● **Instructions for the task**
Filter these entries, keeping only lines that hold the word "heart".

Segment Start: Material for this task

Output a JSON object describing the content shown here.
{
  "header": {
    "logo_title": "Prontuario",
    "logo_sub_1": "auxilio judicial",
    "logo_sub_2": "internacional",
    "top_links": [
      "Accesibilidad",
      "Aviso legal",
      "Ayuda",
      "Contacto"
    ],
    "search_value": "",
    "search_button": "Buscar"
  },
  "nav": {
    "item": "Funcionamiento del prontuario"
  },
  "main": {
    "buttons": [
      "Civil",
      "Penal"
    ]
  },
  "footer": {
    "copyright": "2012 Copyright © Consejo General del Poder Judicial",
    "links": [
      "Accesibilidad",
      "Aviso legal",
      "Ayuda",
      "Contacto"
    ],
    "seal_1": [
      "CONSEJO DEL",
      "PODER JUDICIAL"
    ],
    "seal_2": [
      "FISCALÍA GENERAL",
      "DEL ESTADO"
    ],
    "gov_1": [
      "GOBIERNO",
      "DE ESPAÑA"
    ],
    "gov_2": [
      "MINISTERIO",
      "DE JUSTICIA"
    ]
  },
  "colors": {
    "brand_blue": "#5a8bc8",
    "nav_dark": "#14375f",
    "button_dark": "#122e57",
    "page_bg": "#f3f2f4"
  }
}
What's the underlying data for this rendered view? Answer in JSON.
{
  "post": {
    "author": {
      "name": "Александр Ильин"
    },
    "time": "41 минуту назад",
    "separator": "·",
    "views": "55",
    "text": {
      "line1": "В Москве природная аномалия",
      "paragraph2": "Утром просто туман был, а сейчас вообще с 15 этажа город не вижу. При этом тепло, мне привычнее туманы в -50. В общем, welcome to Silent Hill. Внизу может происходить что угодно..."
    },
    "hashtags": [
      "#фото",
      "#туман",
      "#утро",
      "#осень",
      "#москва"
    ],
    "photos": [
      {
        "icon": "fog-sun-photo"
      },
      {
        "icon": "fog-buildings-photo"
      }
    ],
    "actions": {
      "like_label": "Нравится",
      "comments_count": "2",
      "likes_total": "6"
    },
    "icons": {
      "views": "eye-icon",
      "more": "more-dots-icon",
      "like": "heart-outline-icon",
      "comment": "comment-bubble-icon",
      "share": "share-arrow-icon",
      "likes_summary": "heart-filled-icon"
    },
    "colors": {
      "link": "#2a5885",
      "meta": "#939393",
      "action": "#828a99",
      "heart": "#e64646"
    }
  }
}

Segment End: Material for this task

● **Result**
      "like": "heart-outline-icon",
      "likes_summary": "heart-filled-icon"
      "heart": "#e64646"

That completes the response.